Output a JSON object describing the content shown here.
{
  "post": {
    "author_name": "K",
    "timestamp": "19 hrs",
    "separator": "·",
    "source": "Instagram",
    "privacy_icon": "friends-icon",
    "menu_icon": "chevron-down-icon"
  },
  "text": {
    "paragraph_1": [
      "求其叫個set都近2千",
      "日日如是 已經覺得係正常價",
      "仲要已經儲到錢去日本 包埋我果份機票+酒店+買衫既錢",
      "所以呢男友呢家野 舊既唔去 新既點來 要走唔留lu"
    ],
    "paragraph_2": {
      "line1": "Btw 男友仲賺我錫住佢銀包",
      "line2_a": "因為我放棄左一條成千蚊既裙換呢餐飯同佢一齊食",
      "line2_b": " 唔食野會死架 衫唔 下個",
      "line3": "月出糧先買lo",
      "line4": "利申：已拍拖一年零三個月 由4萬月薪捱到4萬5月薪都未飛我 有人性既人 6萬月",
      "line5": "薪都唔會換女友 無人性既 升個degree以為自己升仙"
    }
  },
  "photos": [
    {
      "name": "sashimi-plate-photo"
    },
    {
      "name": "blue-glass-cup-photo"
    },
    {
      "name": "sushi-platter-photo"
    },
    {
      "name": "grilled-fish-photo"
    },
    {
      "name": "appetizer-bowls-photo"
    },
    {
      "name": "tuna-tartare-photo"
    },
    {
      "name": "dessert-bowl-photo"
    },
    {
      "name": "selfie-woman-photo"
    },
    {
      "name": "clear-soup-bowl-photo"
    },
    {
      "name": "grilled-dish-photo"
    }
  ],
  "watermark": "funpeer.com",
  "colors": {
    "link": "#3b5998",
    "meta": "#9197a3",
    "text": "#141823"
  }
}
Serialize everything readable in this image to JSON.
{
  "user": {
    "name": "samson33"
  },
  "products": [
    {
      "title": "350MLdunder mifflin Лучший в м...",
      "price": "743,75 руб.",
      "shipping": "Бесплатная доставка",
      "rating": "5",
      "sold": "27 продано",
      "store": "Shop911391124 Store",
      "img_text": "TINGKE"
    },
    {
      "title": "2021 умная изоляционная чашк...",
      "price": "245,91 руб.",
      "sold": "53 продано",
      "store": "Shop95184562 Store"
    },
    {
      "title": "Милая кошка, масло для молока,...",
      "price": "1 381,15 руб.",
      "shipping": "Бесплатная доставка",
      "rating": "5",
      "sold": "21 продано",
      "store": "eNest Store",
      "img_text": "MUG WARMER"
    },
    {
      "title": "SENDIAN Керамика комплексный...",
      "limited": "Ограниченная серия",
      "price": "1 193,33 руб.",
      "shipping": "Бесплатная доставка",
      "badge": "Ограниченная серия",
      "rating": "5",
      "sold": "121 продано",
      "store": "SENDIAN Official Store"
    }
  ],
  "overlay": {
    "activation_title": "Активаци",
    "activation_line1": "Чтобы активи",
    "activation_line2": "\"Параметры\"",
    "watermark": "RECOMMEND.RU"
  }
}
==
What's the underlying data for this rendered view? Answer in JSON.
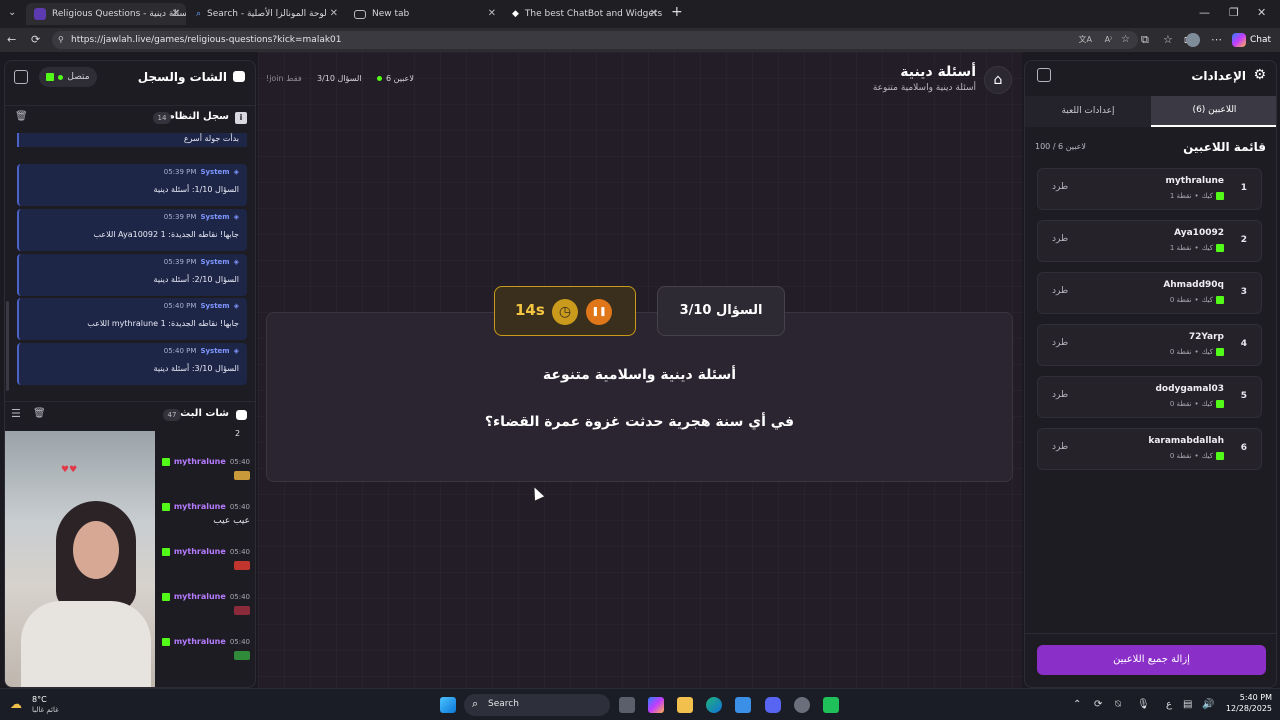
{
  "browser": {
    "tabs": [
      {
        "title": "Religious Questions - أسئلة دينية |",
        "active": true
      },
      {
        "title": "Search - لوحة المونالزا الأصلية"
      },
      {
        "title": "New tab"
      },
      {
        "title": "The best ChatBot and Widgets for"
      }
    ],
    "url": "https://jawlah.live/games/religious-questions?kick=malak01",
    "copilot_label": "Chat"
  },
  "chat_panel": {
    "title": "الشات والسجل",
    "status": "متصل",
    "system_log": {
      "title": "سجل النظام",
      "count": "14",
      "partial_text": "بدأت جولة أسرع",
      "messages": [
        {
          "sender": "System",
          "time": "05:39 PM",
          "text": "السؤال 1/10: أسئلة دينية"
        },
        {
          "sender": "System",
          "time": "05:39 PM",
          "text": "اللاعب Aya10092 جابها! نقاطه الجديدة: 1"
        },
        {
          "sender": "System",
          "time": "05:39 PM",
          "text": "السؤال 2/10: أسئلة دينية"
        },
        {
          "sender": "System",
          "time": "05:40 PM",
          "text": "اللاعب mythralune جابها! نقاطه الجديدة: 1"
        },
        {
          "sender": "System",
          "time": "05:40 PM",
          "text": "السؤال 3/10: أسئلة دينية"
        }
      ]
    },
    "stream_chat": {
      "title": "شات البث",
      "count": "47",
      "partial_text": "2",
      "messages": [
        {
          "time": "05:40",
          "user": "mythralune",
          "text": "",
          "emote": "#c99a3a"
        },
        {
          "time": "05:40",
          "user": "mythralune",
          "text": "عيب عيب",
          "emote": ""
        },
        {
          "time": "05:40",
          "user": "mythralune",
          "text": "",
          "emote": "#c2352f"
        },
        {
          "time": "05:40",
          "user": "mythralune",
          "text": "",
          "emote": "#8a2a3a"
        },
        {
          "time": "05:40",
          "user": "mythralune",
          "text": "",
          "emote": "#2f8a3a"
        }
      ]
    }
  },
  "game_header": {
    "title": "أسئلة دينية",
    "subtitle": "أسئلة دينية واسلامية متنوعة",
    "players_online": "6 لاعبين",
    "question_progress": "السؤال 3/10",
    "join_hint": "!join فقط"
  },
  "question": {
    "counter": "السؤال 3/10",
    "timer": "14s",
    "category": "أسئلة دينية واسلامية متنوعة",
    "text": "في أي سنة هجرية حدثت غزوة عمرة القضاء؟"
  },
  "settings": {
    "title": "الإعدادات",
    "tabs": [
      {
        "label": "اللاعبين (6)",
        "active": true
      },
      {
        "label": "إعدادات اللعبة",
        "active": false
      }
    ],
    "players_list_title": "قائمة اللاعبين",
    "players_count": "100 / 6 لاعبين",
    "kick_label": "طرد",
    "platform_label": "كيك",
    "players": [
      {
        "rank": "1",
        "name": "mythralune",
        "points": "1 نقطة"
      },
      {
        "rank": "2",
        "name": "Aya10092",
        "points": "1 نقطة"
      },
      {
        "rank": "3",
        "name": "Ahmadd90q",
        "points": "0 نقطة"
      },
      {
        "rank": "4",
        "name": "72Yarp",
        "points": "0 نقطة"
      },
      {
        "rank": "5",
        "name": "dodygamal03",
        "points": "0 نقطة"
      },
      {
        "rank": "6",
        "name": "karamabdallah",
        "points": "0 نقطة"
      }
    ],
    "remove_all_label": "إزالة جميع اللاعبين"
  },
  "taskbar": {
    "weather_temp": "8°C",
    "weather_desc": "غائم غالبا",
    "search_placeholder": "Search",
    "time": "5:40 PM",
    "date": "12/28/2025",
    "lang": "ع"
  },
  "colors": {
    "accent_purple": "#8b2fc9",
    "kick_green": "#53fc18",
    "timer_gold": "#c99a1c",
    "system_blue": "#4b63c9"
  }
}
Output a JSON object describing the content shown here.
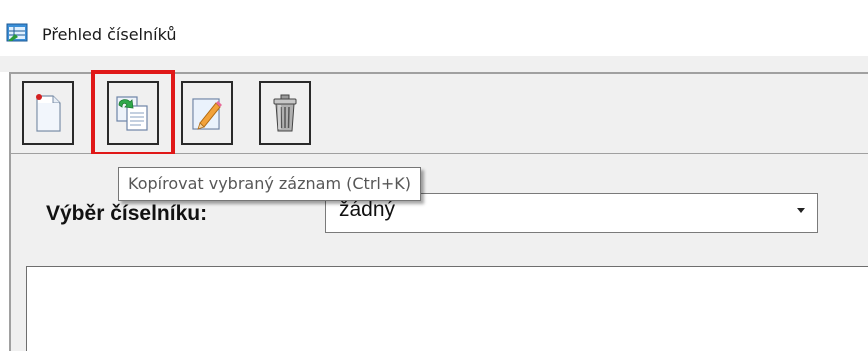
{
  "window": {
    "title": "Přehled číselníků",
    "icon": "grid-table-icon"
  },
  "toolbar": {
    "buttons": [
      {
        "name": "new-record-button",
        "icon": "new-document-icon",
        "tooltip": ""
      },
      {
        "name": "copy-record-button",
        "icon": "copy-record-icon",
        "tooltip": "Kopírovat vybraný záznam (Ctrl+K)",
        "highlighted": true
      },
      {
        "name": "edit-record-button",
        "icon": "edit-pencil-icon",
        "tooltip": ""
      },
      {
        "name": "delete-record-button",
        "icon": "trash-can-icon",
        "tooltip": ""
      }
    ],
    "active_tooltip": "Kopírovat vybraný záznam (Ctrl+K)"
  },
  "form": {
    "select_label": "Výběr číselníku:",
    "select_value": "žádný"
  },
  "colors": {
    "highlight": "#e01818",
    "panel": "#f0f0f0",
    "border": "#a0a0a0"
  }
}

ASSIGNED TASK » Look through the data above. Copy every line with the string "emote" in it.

WRITTEN SOLUTION »
          "emote": "#c99a3a"
          "emote": ""
          "emote": "#c2352f"
          "emote": "#8a2a3a"
          "emote": "#2f8a3a"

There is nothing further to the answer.